_Assignment_.
What you should output is the data below, unchanged in every character.

_Dataset excerpts_.
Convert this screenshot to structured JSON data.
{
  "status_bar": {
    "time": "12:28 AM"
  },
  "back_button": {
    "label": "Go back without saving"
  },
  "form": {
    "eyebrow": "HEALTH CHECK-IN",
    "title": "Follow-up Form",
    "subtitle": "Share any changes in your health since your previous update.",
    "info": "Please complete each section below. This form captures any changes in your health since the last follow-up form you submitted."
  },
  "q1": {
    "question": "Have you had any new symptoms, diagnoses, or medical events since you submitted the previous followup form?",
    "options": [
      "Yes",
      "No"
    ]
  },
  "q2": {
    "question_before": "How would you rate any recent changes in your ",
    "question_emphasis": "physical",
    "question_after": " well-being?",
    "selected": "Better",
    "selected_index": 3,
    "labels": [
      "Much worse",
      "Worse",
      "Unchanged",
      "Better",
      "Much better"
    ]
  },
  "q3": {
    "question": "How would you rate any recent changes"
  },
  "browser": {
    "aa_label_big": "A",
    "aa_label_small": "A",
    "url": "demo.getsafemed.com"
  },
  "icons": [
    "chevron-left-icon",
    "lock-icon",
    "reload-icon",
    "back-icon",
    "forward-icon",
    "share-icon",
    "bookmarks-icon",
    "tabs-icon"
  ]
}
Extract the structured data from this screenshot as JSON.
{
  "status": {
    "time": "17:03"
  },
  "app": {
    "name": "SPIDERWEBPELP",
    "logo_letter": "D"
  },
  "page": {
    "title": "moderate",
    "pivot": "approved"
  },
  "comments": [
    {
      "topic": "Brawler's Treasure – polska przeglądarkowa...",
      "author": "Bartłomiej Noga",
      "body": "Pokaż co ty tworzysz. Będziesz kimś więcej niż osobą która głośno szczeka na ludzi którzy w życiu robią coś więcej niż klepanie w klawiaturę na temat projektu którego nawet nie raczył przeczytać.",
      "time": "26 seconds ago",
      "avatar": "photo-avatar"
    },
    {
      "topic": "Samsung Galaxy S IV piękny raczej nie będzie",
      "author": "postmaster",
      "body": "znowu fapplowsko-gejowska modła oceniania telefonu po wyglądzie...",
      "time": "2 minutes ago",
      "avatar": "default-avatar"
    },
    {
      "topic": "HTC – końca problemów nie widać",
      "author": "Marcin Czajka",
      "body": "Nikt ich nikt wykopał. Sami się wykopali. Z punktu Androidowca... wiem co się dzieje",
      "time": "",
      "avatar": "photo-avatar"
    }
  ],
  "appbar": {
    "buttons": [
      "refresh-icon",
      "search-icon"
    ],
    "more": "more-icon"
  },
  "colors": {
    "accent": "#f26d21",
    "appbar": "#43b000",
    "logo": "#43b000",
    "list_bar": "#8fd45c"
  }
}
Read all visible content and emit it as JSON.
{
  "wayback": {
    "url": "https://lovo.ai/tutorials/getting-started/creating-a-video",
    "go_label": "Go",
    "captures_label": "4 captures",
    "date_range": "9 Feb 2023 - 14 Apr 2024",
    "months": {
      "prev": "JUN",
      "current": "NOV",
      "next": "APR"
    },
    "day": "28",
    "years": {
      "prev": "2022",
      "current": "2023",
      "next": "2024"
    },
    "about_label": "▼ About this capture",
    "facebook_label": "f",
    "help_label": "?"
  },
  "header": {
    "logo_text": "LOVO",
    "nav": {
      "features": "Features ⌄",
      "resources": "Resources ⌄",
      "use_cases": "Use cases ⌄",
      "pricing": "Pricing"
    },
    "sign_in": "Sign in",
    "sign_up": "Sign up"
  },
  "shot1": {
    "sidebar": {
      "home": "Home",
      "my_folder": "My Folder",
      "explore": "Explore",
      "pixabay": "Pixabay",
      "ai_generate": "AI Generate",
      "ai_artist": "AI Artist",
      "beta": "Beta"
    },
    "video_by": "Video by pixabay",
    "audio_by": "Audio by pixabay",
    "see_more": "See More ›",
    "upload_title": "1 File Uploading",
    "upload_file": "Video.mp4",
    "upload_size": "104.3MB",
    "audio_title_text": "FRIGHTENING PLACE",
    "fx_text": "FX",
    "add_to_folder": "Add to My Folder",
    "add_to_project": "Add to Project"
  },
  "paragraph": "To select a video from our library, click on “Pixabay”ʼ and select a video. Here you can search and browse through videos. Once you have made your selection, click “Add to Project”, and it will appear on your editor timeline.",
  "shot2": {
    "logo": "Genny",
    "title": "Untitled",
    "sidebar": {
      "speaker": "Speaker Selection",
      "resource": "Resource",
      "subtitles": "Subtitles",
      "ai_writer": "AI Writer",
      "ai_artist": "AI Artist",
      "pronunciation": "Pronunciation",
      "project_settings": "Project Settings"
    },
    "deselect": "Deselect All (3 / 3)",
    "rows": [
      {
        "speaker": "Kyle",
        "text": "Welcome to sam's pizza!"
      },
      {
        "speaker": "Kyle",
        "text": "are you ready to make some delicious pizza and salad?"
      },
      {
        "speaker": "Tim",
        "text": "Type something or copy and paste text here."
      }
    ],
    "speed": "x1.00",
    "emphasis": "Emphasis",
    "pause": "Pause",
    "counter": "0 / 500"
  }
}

_Expected output_.
Convert this screenshot to structured JSON data.
{
  "status_bar": {
    "time": "12:28 AM"
  },
  "back_button": {
    "label": "Go back without saving"
  },
  "form": {
    "eyebrow": "HEALTH CHECK-IN",
    "title": "Follow-up Form",
    "subtitle": "Share any changes in your health since your previous update.",
    "info": "Please complete each section below. This form captures any changes in your health since the last follow-up form you submitted."
  },
  "q1": {
    "question": "Have you had any new symptoms, diagnoses, or medical events since you submitted the previous followup form?",
    "options": [
      "Yes",
      "No"
    ]
  },
  "q2": {
    "question_before": "How would you rate any recent changes in your ",
    "question_emphasis": "physical",
    "question_after": " well-being?",
    "selected": "Better",
    "selected_index": 3,
    "labels": [
      "Much worse",
      "Worse",
      "Unchanged",
      "Better",
      "Much better"
    ]
  },
  "q3": {
    "question": "How would you rate any recent changes"
  },
  "browser": {
    "aa_label_big": "A",
    "aa_label_small": "A",
    "url": "demo.getsafemed.com"
  },
  "icons": [
    "chevron-left-icon",
    "lock-icon",
    "reload-icon",
    "back-icon",
    "forward-icon",
    "share-icon",
    "bookmarks-icon",
    "tabs-icon"
  ]
}
Extract the structured data from this screenshot as JSON.
{
  "status": {
    "time": "17:03"
  },
  "app": {
    "name": "SPIDERWEBPELP",
    "logo_letter": "D"
  },
  "page": {
    "title": "moderate",
    "pivot": "approved"
  },
  "comments": [
    {
      "topic": "Brawler's Treasure – polska przeglądarkowa...",
      "author": "Bartłomiej Noga",
      "body": "Pokaż co ty tworzysz. Będziesz kimś więcej niż osobą która głośno szczeka na ludzi którzy w życiu robią coś więcej niż klepanie w klawiaturę na temat projektu którego nawet nie raczył przeczytać.",
      "time": "26 seconds ago",
      "avatar": "photo-avatar"
    },
    {
      "topic": "Samsung Galaxy S IV piękny raczej nie będzie",
      "author": "postmaster",
      "body": "znowu fapplowsko-gejowska modła oceniania telefonu po wyglądzie...",
      "time": "2 minutes ago",
      "avatar": "default-avatar"
    },
    {
      "topic": "HTC – końca problemów nie widać",
      "author": "Marcin Czajka",
      "body": "Nikt ich nikt wykopał. Sami się wykopali. Z punktu Androidowca... wiem co się dzieje",
      "time": "",
      "avatar": "photo-avatar"
    }
  ],
  "appbar": {
    "buttons": [
      "refresh-icon",
      "search-icon"
    ],
    "more": "more-icon"
  },
  "colors": {
    "accent": "#f26d21",
    "appbar": "#43b000",
    "logo": "#43b000",
    "list_bar": "#8fd45c"
  }
}
Read all visible content and emit it as JSON.
{
  "wayback": {
    "url": "https://lovo.ai/tutorials/getting-started/creating-a-video",
    "go_label": "Go",
    "captures_label": "4 captures",
    "date_range": "9 Feb 2023 - 14 Apr 2024",
    "months": {
      "prev": "JUN",
      "current": "NOV",
      "next": "APR"
    },
    "day": "28",
    "years": {
      "prev": "2022",
      "current": "2023",
      "next": "2024"
    },
    "about_label": "▼ About this capture",
    "facebook_label": "f",
    "help_label": "?"
  },
  "header": {
    "logo_text": "LOVO",
    "nav": {
      "features": "Features ⌄",
      "resources": "Resources ⌄",
      "use_cases": "Use cases ⌄",
      "pricing": "Pricing"
    },
    "sign_in": "Sign in",
    "sign_up": "Sign up"
  },
  "shot1": {
    "sidebar": {
      "home": "Home",
      "my_folder": "My Folder",
      "explore": "Explore",
      "pixabay": "Pixabay",
      "ai_generate": "AI Generate",
      "ai_artist": "AI Artist",
      "beta": "Beta"
    },
    "video_by": "Video by pixabay",
    "audio_by": "Audio by pixabay",
    "see_more": "See More ›",
    "upload_title": "1 File Uploading",
    "upload_file": "Video.mp4",
    "upload_size": "104.3MB",
    "audio_title_text": "FRIGHTENING PLACE",
    "fx_text": "FX",
    "add_to_folder": "Add to My Folder",
    "add_to_project": "Add to Project"
  },
  "paragraph": "To select a video from our library, click on “Pixabay”ʼ and select a video. Here you can search and browse through videos. Once you have made your selection, click “Add to Project”, and it will appear on your editor timeline.",
  "shot2": {
    "logo": "Genny",
    "title": "Untitled",
    "sidebar": {
      "speaker": "Speaker Selection",
      "resource": "Resource",
      "subtitles": "Subtitles",
      "ai_writer": "AI Writer",
      "ai_artist": "AI Artist",
      "pronunciation": "Pronunciation",
      "project_settings": "Project Settings"
    },
    "deselect": "Deselect All (3 / 3)",
    "rows": [
      {
        "speaker": "Kyle",
        "text": "Welcome to sam's pizza!"
      },
      {
        "speaker": "Kyle",
        "text": "are you ready to make some delicious pizza and salad?"
      },
      {
        "speaker": "Tim",
        "text": "Type something or copy and paste text here."
      }
    ],
    "speed": "x1.00",
    "emphasis": "Emphasis",
    "pause": "Pause",
    "counter": "0 / 500"
  }
}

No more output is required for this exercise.